(Records from a data collection)
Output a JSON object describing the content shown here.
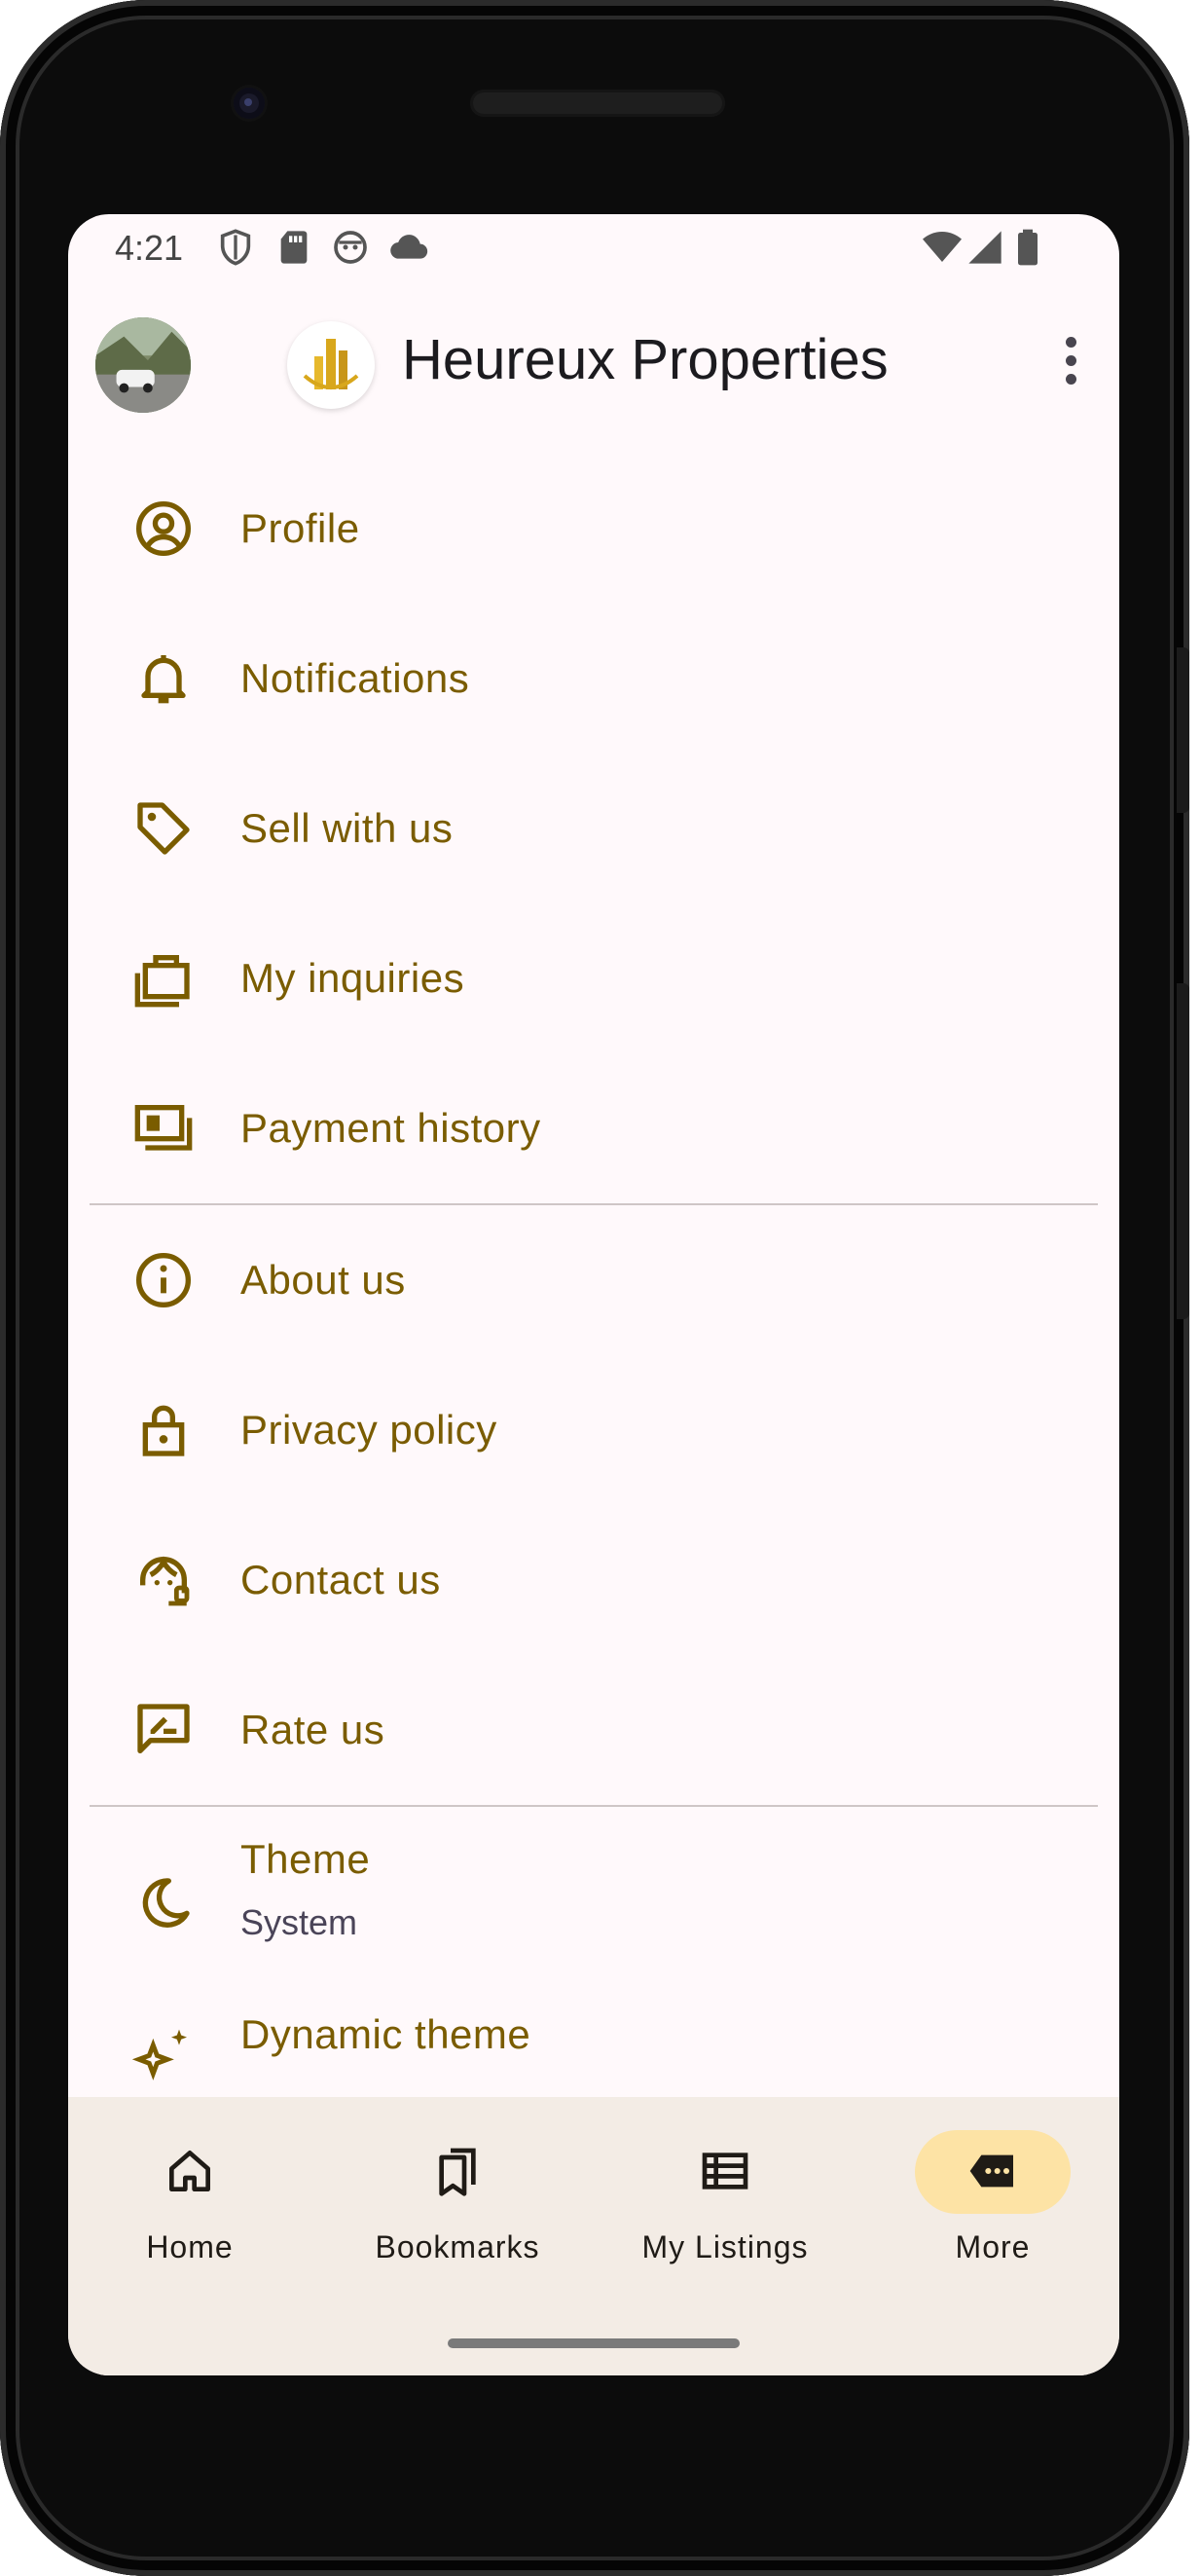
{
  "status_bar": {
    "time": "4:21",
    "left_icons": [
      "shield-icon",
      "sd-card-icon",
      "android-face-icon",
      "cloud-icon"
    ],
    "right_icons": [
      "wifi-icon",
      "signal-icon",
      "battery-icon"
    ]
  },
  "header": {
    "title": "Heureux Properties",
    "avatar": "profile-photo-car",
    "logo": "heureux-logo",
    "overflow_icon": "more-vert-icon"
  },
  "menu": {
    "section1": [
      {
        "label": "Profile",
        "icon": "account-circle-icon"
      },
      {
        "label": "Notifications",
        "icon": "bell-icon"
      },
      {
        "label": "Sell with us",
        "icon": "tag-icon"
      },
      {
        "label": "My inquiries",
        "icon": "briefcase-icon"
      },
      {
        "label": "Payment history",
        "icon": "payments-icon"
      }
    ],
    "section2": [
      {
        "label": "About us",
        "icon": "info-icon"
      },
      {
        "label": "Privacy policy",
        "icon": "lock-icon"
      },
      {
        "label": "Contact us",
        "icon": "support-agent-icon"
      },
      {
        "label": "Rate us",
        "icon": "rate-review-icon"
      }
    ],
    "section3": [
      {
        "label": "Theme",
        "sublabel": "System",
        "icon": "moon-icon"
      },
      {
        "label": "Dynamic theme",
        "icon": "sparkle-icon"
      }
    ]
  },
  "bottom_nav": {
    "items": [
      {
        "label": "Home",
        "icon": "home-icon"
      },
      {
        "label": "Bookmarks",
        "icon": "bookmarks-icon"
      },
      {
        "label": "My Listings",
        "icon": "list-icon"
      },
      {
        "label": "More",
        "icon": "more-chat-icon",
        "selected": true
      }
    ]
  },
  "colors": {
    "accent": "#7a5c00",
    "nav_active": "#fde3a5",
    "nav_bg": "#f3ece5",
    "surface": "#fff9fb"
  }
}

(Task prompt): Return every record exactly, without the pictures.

(Expected output):
Output a JSON object describing the content shown here.
{
  "status_bar": {
    "time": "4:21",
    "left_icons": [
      "shield-icon",
      "sd-card-icon",
      "android-face-icon",
      "cloud-icon"
    ],
    "right_icons": [
      "wifi-icon",
      "signal-icon",
      "battery-icon"
    ]
  },
  "header": {
    "title": "Heureux Properties",
    "avatar": "profile-photo-car",
    "logo": "heureux-logo",
    "overflow_icon": "more-vert-icon"
  },
  "menu": {
    "section1": [
      {
        "label": "Profile",
        "icon": "account-circle-icon"
      },
      {
        "label": "Notifications",
        "icon": "bell-icon"
      },
      {
        "label": "Sell with us",
        "icon": "tag-icon"
      },
      {
        "label": "My inquiries",
        "icon": "briefcase-icon"
      },
      {
        "label": "Payment history",
        "icon": "payments-icon"
      }
    ],
    "section2": [
      {
        "label": "About us",
        "icon": "info-icon"
      },
      {
        "label": "Privacy policy",
        "icon": "lock-icon"
      },
      {
        "label": "Contact us",
        "icon": "support-agent-icon"
      },
      {
        "label": "Rate us",
        "icon": "rate-review-icon"
      }
    ],
    "section3": [
      {
        "label": "Theme",
        "sublabel": "System",
        "icon": "moon-icon"
      },
      {
        "label": "Dynamic theme",
        "icon": "sparkle-icon"
      }
    ]
  },
  "bottom_nav": {
    "items": [
      {
        "label": "Home",
        "icon": "home-icon"
      },
      {
        "label": "Bookmarks",
        "icon": "bookmarks-icon"
      },
      {
        "label": "My Listings",
        "icon": "list-icon"
      },
      {
        "label": "More",
        "icon": "more-chat-icon",
        "selected": true
      }
    ]
  },
  "colors": {
    "accent": "#7a5c00",
    "nav_active": "#fde3a5",
    "nav_bg": "#f3ece5",
    "surface": "#fff9fb"
  }
}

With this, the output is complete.